Following the Spanish capture of Amiens in March the French crown laid siege to it until it managed to reconquer Amiens from the overstretched Spanish forces in September Henry then negotiated a peace with Spain. The war was only drawn to an official close, however, after the Edict of Nanteswith the Peace of Vervins in May The military interventions in France thus failed to oust Henry from the throne or suppress Protestantism in France, and yet they had played a decisive part in helping the French Catholic cause gain the conversion of Henry, ensuring that Catholicism would remain France's official and majority faith — matters of paramount importance for the devoutly Catholic Spanish king.
Ottoman—Habsburg wars Titian ; after the Battle of Lepanto inPhilip offers his short-lived heir Fernando to Glory in this allegory Standard of the tercios morados of the Spanish army under Philip II In the early part of his reign Philip was concerned with the rising power of the Ottoman Empire under Suleiman the Magnificent.
Fear of Islamic domination in the Mediterranean caused him to pursue an aggressive foreign policy. InTurkish admiral Piyale Pasha captured the Balearic Islandsespecially inflicting great damage on Menorca and enslaving many, while raiding the coasts of the Spanish mainland. Philip appealed to the Pope and other powers in Europe to bring an end to the rising Ottoman threat. Since his father's losses against the Ottomans and against Hayreddin Barbarossa inthe major European sea powers in the Mediterranean, namely Spain and Venicebecame hesitant in confronting the Ottomans.
The myth of "Turkish invincibility" was becoming a popular story, causing fear and panic among the people.

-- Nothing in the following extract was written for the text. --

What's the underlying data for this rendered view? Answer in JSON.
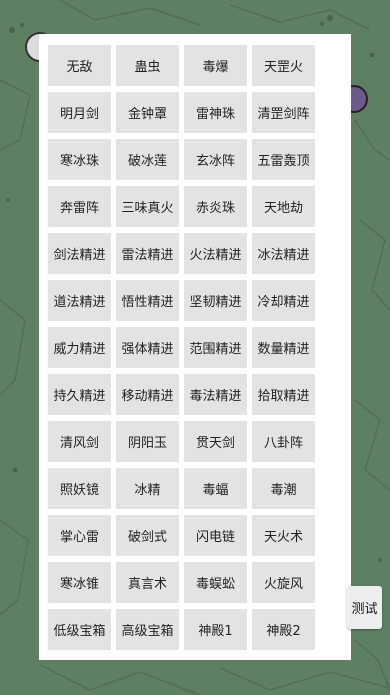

Prince Philip, Duke of Edinburgh
The joint fleet was assembled at Messina and consisted of ships 60 galleys and other vessels carrying a total of 30, soldiers under the command of Giovanni Andrea Dorianephew of the famous Genoese admiral Andrea Doria.
On 12 Marchthe Holy League captured the island of Djerbawhich had a strategic location and could control the sea routes between Algiers and Tripoli. As a response, Suleiman sent an Ottoman fleet of ships under the command of Piyale Pasha, which arrived at Djerba on 9 May The battle lasted until 14 Mayand the forces of Piyale Pasha and Turgut Reis who joined Piyale Pasha on the third day of the battle won an overwhelming victory at the Battle of Djerba.
The Holy League lost 60 ships 30 galleys and 20, men, and Giovanni Andrea Doria was barely able to escape with a small vessel. In the Ottomans sent a large expedition to Maltawhich laid siege to several forts on the island, taking some of them.
The Spanish sent a relief force, which finally drove the Ottoman army out of the island. The grave threat posed by the increasing Ottoman domination of the Mediterranean was reversed in one of history's most decisive battles, with the destruction of nearly the entire Ottoman fleet at the Battle of Lepanto inby the Holy League under the command of Philip's half brother, Don Juan of Austria.
Nevertheless, Lepanto marked a permanent reversal in the balance of naval power in the Mediterranean and the end of the threat of Ottoman control.
In a peace treaty was signed with the Ottomans. Revolt in the Netherlands[ edit ] Main articles: Infantry and cavalry fighting on a slope. Philip's rule in the Seventeen Provinces known collectively as the Netherlands faced many difficulties, leading to open warfare in He appointed Margaret of Parma as Governor of the Netherlands, when he left the low countries for Spain inbut forced her to adjust policy to the advice of Cardinal Granvellewho was greatly disliked in the Netherlands, after he insisted on direct control over events in the Netherlands despite being over two weeks' ride away in Madrid.
There was discontent in the Netherlands about Philip's taxation demands and the incessant persecution of Protestants. There were massacres of civilians in MechelenNaardenZutphen and Haarlem.